Book reference: Marshak, S. (2007). Earth: Portrait of a Planet: Third International Student Edition. WW Norton & Company.

Image: Galactic center of the Milky Way as seen by the Hubble Space Telescope, Spitzer Space Telescope and Chandra X-ray Observatory. Credit: NASA/JPL-Caltech/ESA/CXC/STScl.

The Carbon Cycle

The carbon cycle is a biogeochemical cycle that represents the exchange of carbon (C) between different reservoirs on Earth, such as the atmosphere, biosphere, oceans and rocks. It is a critical part of the Earth system that is required to sustain life and regulate climate. The carbon cycle can be subdivided into a short-term cycle and a long-term cycle, which operate on different spatial and temporal scales.

Short-term carbon cycle
The short-term cycle involves carbon transfer between the atmosphere, biosphere and oceans on timescales of days to tens of thousands of years. Carbon dioxide (CO2) from the atmosphere is taken up by plants on the continents or by phytoplankton in the oceans through photosynthesis, during which it is transformed into organic matter and oxygen (O2). Over time, plants and phytoplankton may be eaten by higher organisms, but eventually their organic matter will be respired. Respiration is the reverse process of photosynthesis and consumes O2 and produces CO2, which is often associated with microbes. The processes of photosynthesis and respiration may be expressed as follows:

CO2 + H2O <-> CH2O + O2

On land, carbon may also be transferred to soils by the falling of leaves, the death of plants and the development of soil biota. This soil carbon may is subsequently transported to the oceans in dissolved form by rivers. Gas exchange between the oceans and atmosphere completes the short-term carbon cycle.

Long-term carbon cycle
The long-term carbon cycle involves carbon transfer between the atmosphere, biosphere, oceans and rocks on timescales of millions of years. It consists of two subsycles: the silicate-carbonate subcycle and the organic subcycle.

In the silicate-carbonate subcycle, silicate rocks on the continents (CaSiO3) are subjected to chemical weathering over time, which consumes CO2 from the atmosphere. Rivers deliver the dissolved minerals to the oceans, where they are reprecipitated by biological activity as marine silicates and carbonates (SiO2 and CaCO3, respectively) and eventually buried in the geological record. These sedimentary rocks are ultimately returned to Earth’s surface through subduction, volcanism and metamorphism, which releases CO2 back to the atmosphere and results in the formation of new silicate rocks. These processes may be expressed as follows:

CaSiO3 + CO2 <-> CaCO3 + SiO2
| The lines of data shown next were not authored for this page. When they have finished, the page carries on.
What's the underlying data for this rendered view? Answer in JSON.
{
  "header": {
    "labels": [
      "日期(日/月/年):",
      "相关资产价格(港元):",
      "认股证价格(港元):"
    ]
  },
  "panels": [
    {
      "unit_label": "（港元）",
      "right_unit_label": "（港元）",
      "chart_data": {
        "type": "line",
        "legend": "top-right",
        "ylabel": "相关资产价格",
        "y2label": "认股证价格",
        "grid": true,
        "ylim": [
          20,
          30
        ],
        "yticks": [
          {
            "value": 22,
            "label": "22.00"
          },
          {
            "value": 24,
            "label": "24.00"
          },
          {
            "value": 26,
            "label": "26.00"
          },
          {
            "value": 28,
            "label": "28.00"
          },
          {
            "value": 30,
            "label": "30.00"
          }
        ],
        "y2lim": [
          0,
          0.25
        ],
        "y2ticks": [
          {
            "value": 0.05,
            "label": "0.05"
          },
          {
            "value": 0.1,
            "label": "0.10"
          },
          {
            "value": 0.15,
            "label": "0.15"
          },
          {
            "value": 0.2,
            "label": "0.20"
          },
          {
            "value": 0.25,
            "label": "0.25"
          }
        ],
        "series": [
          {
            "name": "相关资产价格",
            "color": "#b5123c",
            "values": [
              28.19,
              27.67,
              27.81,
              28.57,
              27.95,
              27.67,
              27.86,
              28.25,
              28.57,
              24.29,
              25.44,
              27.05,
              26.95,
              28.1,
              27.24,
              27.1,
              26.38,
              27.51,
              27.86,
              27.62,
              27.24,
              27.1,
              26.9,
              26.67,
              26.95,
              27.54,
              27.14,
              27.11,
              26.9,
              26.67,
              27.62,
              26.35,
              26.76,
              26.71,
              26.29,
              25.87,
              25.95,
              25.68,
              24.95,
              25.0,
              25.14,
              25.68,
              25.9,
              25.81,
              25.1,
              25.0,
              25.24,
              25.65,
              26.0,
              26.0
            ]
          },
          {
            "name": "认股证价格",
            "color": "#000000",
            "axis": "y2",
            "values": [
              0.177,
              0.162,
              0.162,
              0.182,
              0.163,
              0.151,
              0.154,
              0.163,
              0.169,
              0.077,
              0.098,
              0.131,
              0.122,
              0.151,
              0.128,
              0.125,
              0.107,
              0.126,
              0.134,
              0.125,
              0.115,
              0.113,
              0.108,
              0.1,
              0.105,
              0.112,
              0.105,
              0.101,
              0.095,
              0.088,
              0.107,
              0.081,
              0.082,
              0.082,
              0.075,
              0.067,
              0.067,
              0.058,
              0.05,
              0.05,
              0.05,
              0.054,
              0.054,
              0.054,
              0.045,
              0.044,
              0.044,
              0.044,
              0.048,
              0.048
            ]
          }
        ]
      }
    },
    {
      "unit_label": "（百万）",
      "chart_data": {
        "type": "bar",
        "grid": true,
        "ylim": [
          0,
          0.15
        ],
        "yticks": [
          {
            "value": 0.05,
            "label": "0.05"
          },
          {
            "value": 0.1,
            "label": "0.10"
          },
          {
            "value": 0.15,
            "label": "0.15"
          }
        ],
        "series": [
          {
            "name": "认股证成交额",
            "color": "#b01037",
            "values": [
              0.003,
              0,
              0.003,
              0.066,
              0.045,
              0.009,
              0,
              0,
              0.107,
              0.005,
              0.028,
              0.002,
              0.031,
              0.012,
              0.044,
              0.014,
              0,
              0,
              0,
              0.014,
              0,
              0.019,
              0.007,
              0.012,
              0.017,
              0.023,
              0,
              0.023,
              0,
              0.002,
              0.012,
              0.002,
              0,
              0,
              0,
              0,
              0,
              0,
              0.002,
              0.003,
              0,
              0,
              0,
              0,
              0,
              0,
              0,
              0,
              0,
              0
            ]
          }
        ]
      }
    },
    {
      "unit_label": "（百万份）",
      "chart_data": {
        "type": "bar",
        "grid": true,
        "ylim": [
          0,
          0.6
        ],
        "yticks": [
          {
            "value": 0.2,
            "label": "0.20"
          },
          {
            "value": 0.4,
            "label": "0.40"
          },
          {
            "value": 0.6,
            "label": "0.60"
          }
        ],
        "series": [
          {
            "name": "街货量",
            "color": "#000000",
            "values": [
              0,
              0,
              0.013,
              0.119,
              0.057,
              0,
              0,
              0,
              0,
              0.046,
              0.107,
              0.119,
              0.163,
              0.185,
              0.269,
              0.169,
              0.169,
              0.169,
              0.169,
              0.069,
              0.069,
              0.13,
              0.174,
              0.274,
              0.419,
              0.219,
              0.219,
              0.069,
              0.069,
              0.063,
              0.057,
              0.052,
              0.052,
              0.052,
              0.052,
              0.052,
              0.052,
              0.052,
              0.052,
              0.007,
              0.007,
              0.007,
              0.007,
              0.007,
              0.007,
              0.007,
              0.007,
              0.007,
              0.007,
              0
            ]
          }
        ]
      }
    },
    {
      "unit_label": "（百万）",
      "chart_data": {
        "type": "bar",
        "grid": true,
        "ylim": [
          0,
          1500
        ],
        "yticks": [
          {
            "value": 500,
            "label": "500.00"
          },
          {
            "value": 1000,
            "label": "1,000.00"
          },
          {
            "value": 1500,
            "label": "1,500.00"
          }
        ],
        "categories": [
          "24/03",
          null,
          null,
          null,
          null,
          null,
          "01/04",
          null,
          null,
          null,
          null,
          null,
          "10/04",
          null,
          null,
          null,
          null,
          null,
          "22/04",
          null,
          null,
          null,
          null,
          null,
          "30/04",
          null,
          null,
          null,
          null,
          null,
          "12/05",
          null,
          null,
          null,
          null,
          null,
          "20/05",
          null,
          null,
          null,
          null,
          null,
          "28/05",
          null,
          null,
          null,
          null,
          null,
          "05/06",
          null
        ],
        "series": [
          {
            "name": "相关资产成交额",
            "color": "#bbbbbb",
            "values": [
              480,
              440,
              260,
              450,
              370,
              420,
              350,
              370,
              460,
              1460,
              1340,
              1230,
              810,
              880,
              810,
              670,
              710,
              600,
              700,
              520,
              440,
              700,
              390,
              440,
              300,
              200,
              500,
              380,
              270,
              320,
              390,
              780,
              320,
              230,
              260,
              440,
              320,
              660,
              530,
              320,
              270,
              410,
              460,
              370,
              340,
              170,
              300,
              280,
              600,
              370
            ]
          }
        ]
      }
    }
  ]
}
In the organic subcycle, photosynthesis and respiration result in carbon transfer on geological timescales. Organic matter is eventually buried in sedimentary rocks, such as shales and coals, which consumes CO2 from the atmosphere. Old sedimentary rocks enriched in organic matter may become subjected to chemical weathering on the continents over time, which releases CO2 back to the atmosphere.

The long-term carbon cycle is able to exchange massive amounts of carbon between rocks and the other reservoirs on geological timescales. As a consequence, it governs atmospheric CO2 concentrations and regulates global surface temperatures and climate. Moreover, major perturbations of the carbon cycle are shown to have greatly affected life on Earth in the geological past, for example during mass extinctions.

Information source: Berner, R. A. (2004). The Phanerozoic Carbon Cycle: CO2 and O2. Oxford University Press.

Image: Paraná pines at sunrise in Serra da Bocaina National Park, Brazil. Credit: Heris Luiz Cordeiro Rocha, Wikimedia Commons.